So what has changed? Well it would be optimistic to think that people have realized the idiocy of the drug war, and the Administration has clearly come up against serious resistance to its stance about persecution of pain doctors and medical marijuana users. What passes for official drug policy in this country now centers on attacking marijuana use — and why wouldn’t it, as there aren’t sufficient numbers of users of any other drug to arrest 750,000 of them each year, and then justify the $30-$60 billion we spend each year on the "War on Drugs". But unfortunately I doubt that the as misplaced focus on marijuana is the real reason for the outcry about meth. Instead we have to look to the main proponents of the war on drugs — America’s always hungry law enforcement agencies.
Out in the locales the law enforcement agencies of America, always interested in figuring where the next honey pot of funding is coming from, have decided to make a big noise about methamphetamine. That’s why in a recent survey of Sheriff’s departments 60% said Meth was their biggest problem. Of course if use isn’t going up, but arrests and lab busts are, then something else is going on. There are now sufficiently high numbers of smaller home-cooked meth labs that task-forces can be set up to raid them, and plenty of law enforcement types can be deployed to bust them. The end result is that the amateur criminals will leave the market, and it will be turned over to much more vicious drug gangs, probably run out of Mexico — but that gives law enforcement an excuse for even more fundraising.
Of course the fact that the same things now being said about the evils of meth were said about crack in the 1980s, heroin in the 1960s, marijuana in the 1930s, opium in the 1900s and alcohol before that, may suggest that a) the law enforcement solution to these drugs isn’t a solution (and isn’t intended to be a solution!) and b) that we’ve seen this movie before. In some countries, notably Switzerland and Holland, there is controlled dispensing of various hard drugs to addicts. The result has been a drop in crime rates, anti-social behavior, disease, addiction and even unemployment amongst addicts. And those programs are supported by the local police, who for some bizarre reason think that their job is to improve law and order in society, rather than to just get bigger budgets and go on paramilitary raids.
Let’s be real, speed/amphetamine use has been around for ever and most of it comes from big pharma.
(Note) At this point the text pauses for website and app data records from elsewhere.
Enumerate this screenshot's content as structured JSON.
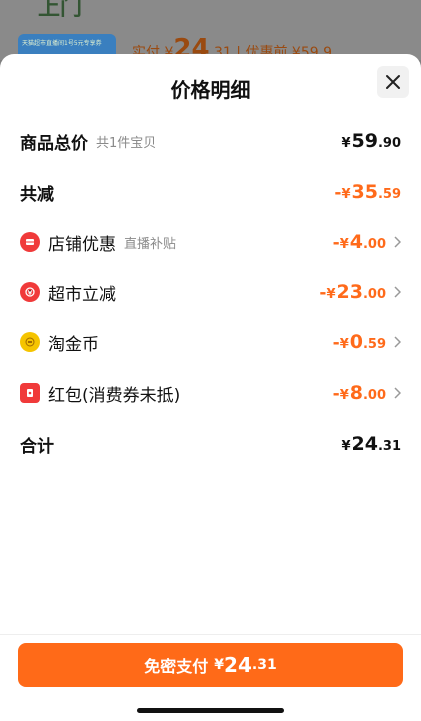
{
  "background": {
    "title": "上门",
    "thumb_text": "天猫超市直播间1号5元专享券",
    "paid_label": "实付",
    "paid_cur": "¥",
    "paid_int": "24",
    "paid_dec": ".31",
    "orig_label": "| 优惠前",
    "orig_price": "¥59.9"
  },
  "sheet": {
    "title": "价格明细",
    "rows": [
      {
        "label": "商品总价",
        "sub": "共1件宝贝",
        "prefix": "",
        "cur": "¥",
        "int": "59",
        "dec": ".90"
      },
      {
        "label": "共减",
        "sub": "",
        "prefix": "-",
        "cur": "¥",
        "int": "35",
        "dec": ".59"
      },
      {
        "label": "店铺优惠",
        "sub": "直播补贴",
        "prefix": "-",
        "cur": "¥",
        "int": "4",
        "dec": ".00",
        "icon": "shop-coupon-icon"
      },
      {
        "label": "超市立减",
        "sub": "",
        "prefix": "-",
        "cur": "¥",
        "int": "23",
        "dec": ".00",
        "icon": "supermarket-discount-icon"
      },
      {
        "label": "淘金币",
        "sub": "",
        "prefix": "-",
        "cur": "¥",
        "int": "0",
        "dec": ".59",
        "icon": "gold-coin-icon"
      },
      {
        "label": "红包(消费券未抵)",
        "sub": "",
        "prefix": "-",
        "cur": "¥",
        "int": "8",
        "dec": ".00",
        "icon": "red-envelope-icon"
      },
      {
        "label": "合计",
        "sub": "",
        "prefix": "",
        "cur": "¥",
        "int": "24",
        "dec": ".31"
      }
    ]
  },
  "footer": {
    "pay_label": "免密支付",
    "pay_cur": "¥",
    "pay_int": "24",
    "pay_dec": ".31"
  },
  "colors": {
    "accent": "#ff6a18",
    "discount_text": "#ff6a1a",
    "icon_red": "#f03a3a",
    "icon_gold": "#f5c400"
  }
}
My father told me that he took speed to stay awake to study for his final exams at Cambridge — I was at a talk about intelligence boosting drugs this week where I heard that 15-20% of college student are taking Ritalin, which is basically speed, to get through their exams. My dad seemed to do OK, and I suspect that today’s college kids will make it out alright too! (Incidentally, baseball players call playing without taking speed "playing naked" and the US airforce issues speed to its pilots on a regular basis!)
For a minority of users of any drug addiction is a problem (although apparently for tobacco it’s not a minority). But of course treating addiction like a health problem isn’t good for business — when your business is based on arresting people, locking them up, and having the taxpayer fund it.